START Material for the task

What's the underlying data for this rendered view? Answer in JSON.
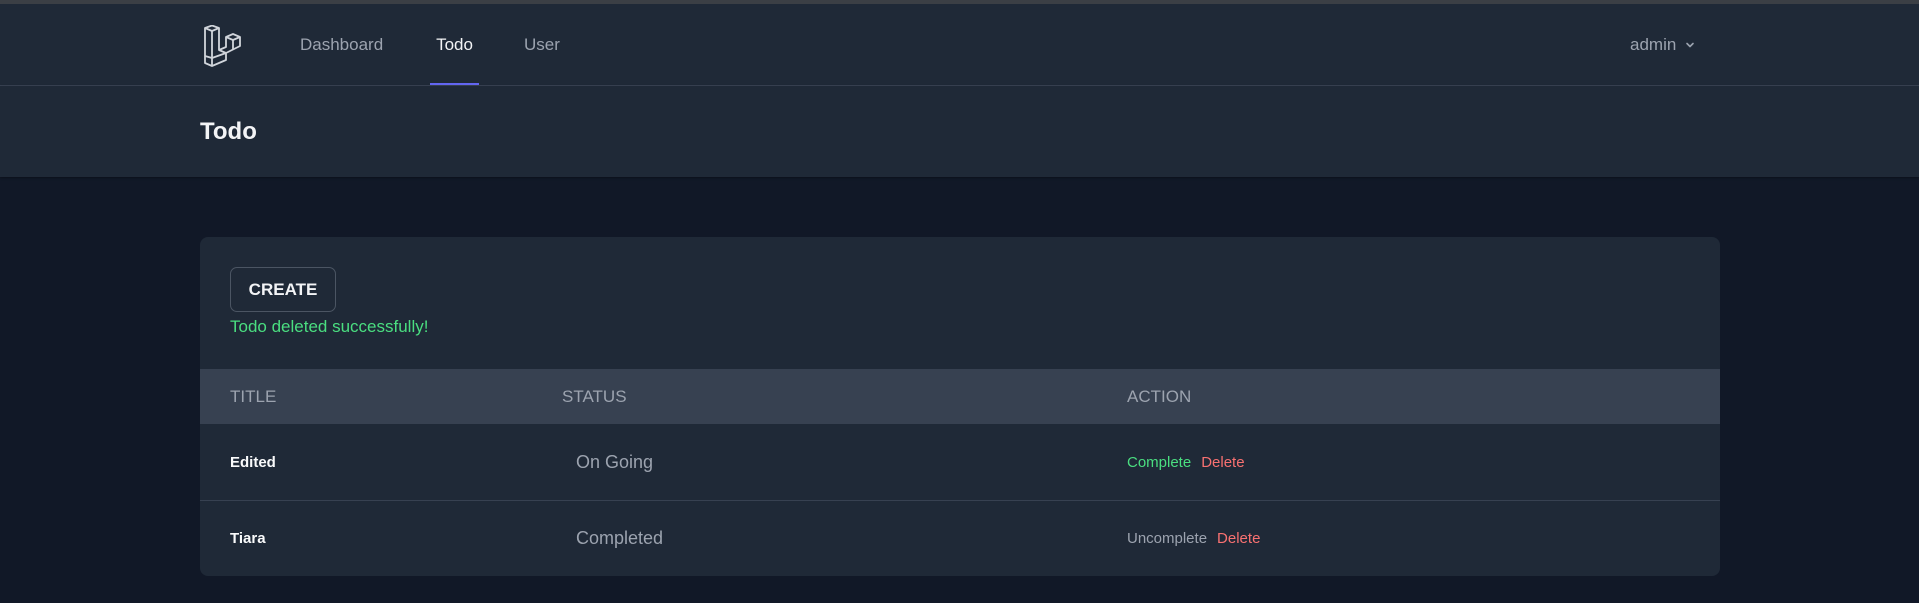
{
  "nav": {
    "logo": "laravel-logo-icon",
    "links": [
      {
        "label": "Dashboard"
      },
      {
        "label": "Todo",
        "active": true
      },
      {
        "label": "User"
      }
    ],
    "user_label": "admin",
    "accent_color": "#6366f1"
  },
  "header": {
    "title": "Todo"
  },
  "main": {
    "create_label": "CREATE",
    "flash_message": "Todo deleted successfully!",
    "flash_color": "#4ade80",
    "columns": [
      "TITLE",
      "STATUS",
      "ACTION"
    ],
    "rows": [
      {
        "title": "Edited",
        "status": "On Going",
        "toggle_action": "Complete",
        "delete_action": "Delete"
      },
      {
        "title": "Tiara",
        "status": "Completed",
        "toggle_action": "Uncomplete",
        "delete_action": "Delete"
      }
    ]
  }
}
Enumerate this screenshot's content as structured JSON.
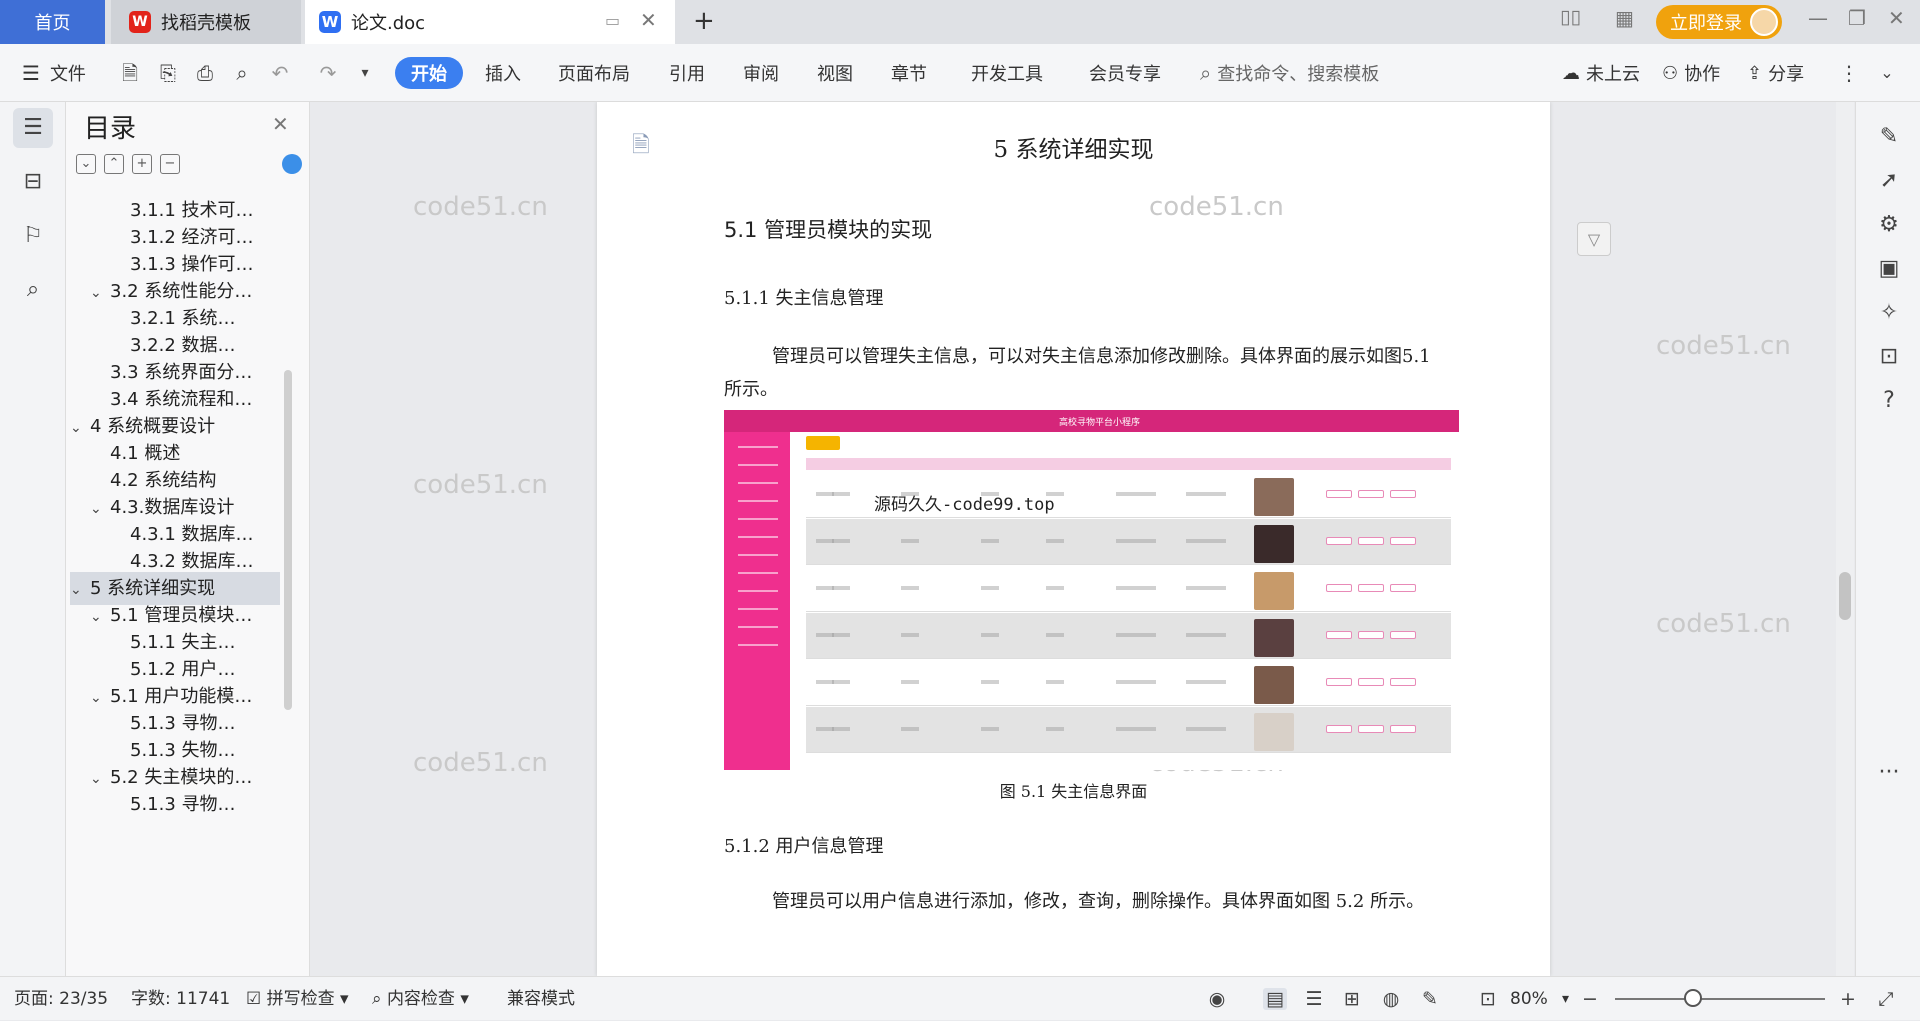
{
  "tabs": {
    "home": "首页",
    "templates": "找稻壳模板",
    "document": "论文.doc",
    "new_tab": "+"
  },
  "account": {
    "login": "立即登录"
  },
  "toolbar": {
    "file_menu": "文件",
    "ribbon_tabs": [
      "开始",
      "插入",
      "页面布局",
      "引用",
      "审阅",
      "视图",
      "章节",
      "开发工具",
      "会员专享"
    ],
    "search_placeholder": "查找命令、搜索模板",
    "cloud": "未上云",
    "collab": "协作",
    "share": "分享"
  },
  "toc": {
    "title": "目录",
    "items": [
      {
        "label": "3.1.1 技术可…",
        "level": 3
      },
      {
        "label": "3.1.2 经济可…",
        "level": 3
      },
      {
        "label": "3.1.3 操作可…",
        "level": 3
      },
      {
        "label": "3.2 系统性能分…",
        "level": 2,
        "expanded": true
      },
      {
        "label": "3.2.1  系统…",
        "level": 3
      },
      {
        "label": "3.2.2  数据…",
        "level": 3
      },
      {
        "label": "3.3 系统界面分…",
        "level": 2
      },
      {
        "label": "3.4 系统流程和…",
        "level": 2
      },
      {
        "label": "4 系统概要设计",
        "level": 1,
        "expanded": true
      },
      {
        "label": "4.1 概述",
        "level": 2
      },
      {
        "label": "4.2 系统结构",
        "level": 2
      },
      {
        "label": "4.3.数据库设计",
        "level": 2,
        "expanded": true
      },
      {
        "label": "4.3.1 数据库…",
        "level": 3
      },
      {
        "label": "4.3.2 数据库…",
        "level": 3
      },
      {
        "label": "5 系统详细实现",
        "level": 1,
        "expanded": true,
        "selected": true
      },
      {
        "label": "5.1  管理员模块…",
        "level": 2,
        "expanded": true
      },
      {
        "label": "5.1.1  失主…",
        "level": 3
      },
      {
        "label": "5.1.2  用户…",
        "level": 3
      },
      {
        "label": "5.1 用户功能模…",
        "level": 2,
        "expanded": true
      },
      {
        "label": "5.1.3  寻物…",
        "level": 3
      },
      {
        "label": "5.1.3  失物…",
        "level": 3
      },
      {
        "label": "5.2 失主模块的…",
        "level": 2,
        "expanded": true
      },
      {
        "label": "5.1.3  寻物…",
        "level": 3
      }
    ]
  },
  "document": {
    "chapter_title": "5 系统详细实现",
    "section_51": "5.1  管理员模块的实现",
    "section_511": "5.1.1  失主信息管理",
    "para_1": "管理员可以管理失主信息，可以对失主信息添加修改删除。具体界面的展示如图5.1 所示。",
    "figure_overlay": "源码久久-code99.top",
    "figure_title": "高校寻物平台小程序",
    "figure_caption": "图 5.1  失主信息界面",
    "section_512": "5.1.2  用户信息管理",
    "para_2": "管理员可以用户信息进行添加，修改，查询，删除操作。具体界面如图 5.2 所示。",
    "watermark": "code51.cn"
  },
  "status": {
    "page": "页面: 23/35",
    "words": "字数: 11741",
    "spellcheck": "拼写检查",
    "content_check": "内容检查",
    "compat": "兼容模式",
    "zoom": "80%"
  }
}
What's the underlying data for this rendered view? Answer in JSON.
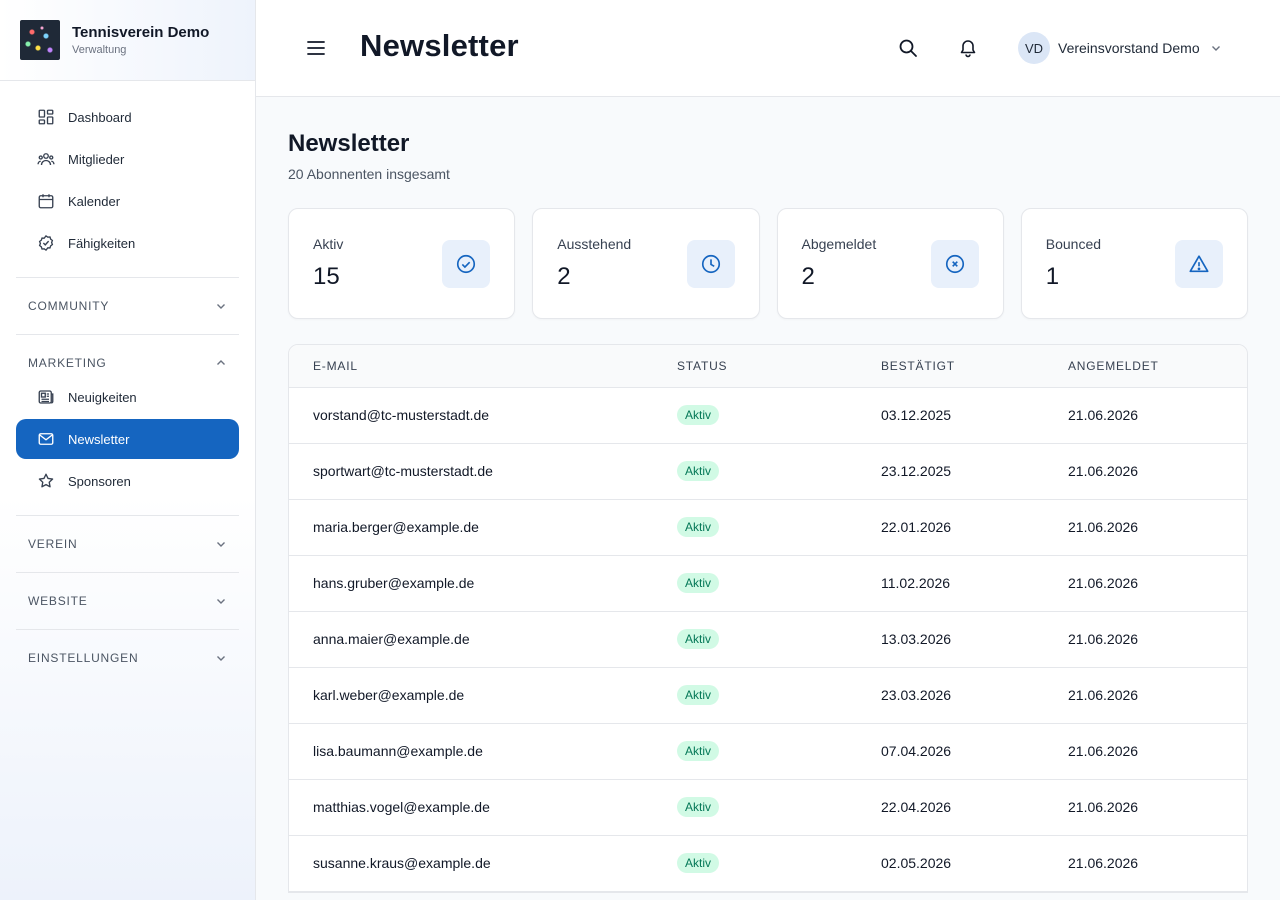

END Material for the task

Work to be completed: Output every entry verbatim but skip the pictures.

Reply:
What's the underlying data for this rendered view? Answer in JSON.
{
  "nav": {
    "logo": "laravel-logo-icon",
    "links": [
      {
        "label": "Dashboard"
      },
      {
        "label": "Todo",
        "active": true
      },
      {
        "label": "User"
      }
    ],
    "user_label": "admin",
    "accent_color": "#6366f1"
  },
  "header": {
    "title": "Todo"
  },
  "main": {
    "create_label": "CREATE",
    "flash_message": "Todo deleted successfully!",
    "flash_color": "#4ade80",
    "columns": [
      "TITLE",
      "STATUS",
      "ACTION"
    ],
    "rows": [
      {
        "title": "Edited",
        "status": "On Going",
        "toggle_action": "Complete",
        "delete_action": "Delete"
      },
      {
        "title": "Tiara",
        "status": "Completed",
        "toggle_action": "Uncomplete",
        "delete_action": "Delete"
      }
    ]
  }
}
Enumerate this screenshot's content as structured JSON.
{
  "tabs": {
    "home": "首页",
    "templates": "找稻壳模板",
    "document": "论文.doc",
    "new_tab": "+"
  },
  "account": {
    "login": "立即登录"
  },
  "toolbar": {
    "file_menu": "文件",
    "ribbon_tabs": [
      "开始",
      "插入",
      "页面布局",
      "引用",
      "审阅",
      "视图",
      "章节",
      "开发工具",
      "会员专享"
    ],
    "search_placeholder": "查找命令、搜索模板",
    "cloud": "未上云",
    "collab": "协作",
    "share": "分享"
  },
  "toc": {
    "title": "目录",
    "items": [
      {
        "label": "3.1.1 技术可…",
        "level": 3
      },
      {
        "label": "3.1.2 经济可…",
        "level": 3
      },
      {
        "label": "3.1.3 操作可…",
        "level": 3
      },
      {
        "label": "3.2 系统性能分…",
        "level": 2,
        "expanded": true
      },
      {
        "label": "3.2.1  系统…",
        "level": 3
      },
      {
        "label": "3.2.2  数据…",
        "level": 3
      },
      {
        "label": "3.3 系统界面分…",
        "level": 2
      },
      {
        "label": "3.4 系统流程和…",
        "level": 2
      },
      {
        "label": "4 系统概要设计",
        "level": 1,
        "expanded": true
      },
      {
        "label": "4.1 概述",
        "level": 2
      },
      {
        "label": "4.2 系统结构",
        "level": 2
      },
      {
        "label": "4.3.数据库设计",
        "level": 2,
        "expanded": true
      },
      {
        "label": "4.3.1 数据库…",
        "level": 3
      },
      {
        "label": "4.3.2 数据库…",
        "level": 3
      },
      {
        "label": "5 系统详细实现",
        "level": 1,
        "expanded": true,
        "selected": true
      },
      {
        "label": "5.1  管理员模块…",
        "level": 2,
        "expanded": true
      },
      {
        "label": "5.1.1  失主…",
        "level": 3
      },
      {
        "label": "5.1.2  用户…",
        "level": 3
      },
      {
        "label": "5.1 用户功能模…",
        "level": 2,
        "expanded": true
      },
      {
        "label": "5.1.3  寻物…",
        "level": 3
      },
      {
        "label": "5.1.3  失物…",
        "level": 3
      },
      {
        "label": "5.2 失主模块的…",
        "level": 2,
        "expanded": true
      },
      {
        "label": "5.1.3  寻物…",
        "level": 3
      }
    ]
  },
  "document": {
    "chapter_title": "5 系统详细实现",
    "section_51": "5.1  管理员模块的实现",
    "section_511": "5.1.1  失主信息管理",
    "para_1": "管理员可以管理失主信息，可以对失主信息添加修改删除。具体界面的展示如图5.1 所示。",
    "figure_overlay": "源码久久-code99.top",
    "figure_title": "高校寻物平台小程序",
    "figure_caption": "图 5.1  失主信息界面",
    "section_512": "5.1.2  用户信息管理",
    "para_2": "管理员可以用户信息进行添加，修改，查询，删除操作。具体界面如图 5.2 所示。",
    "watermark": "code51.cn"
  },
  "status": {
    "page": "页面: 23/35",
    "words": "字数: 11741",
    "spellcheck": "拼写检查",
    "content_check": "内容检查",
    "compat": "兼容模式",
    "zoom": "80%"
  }
}
What's the underlying data for this rendered view? Answer in JSON.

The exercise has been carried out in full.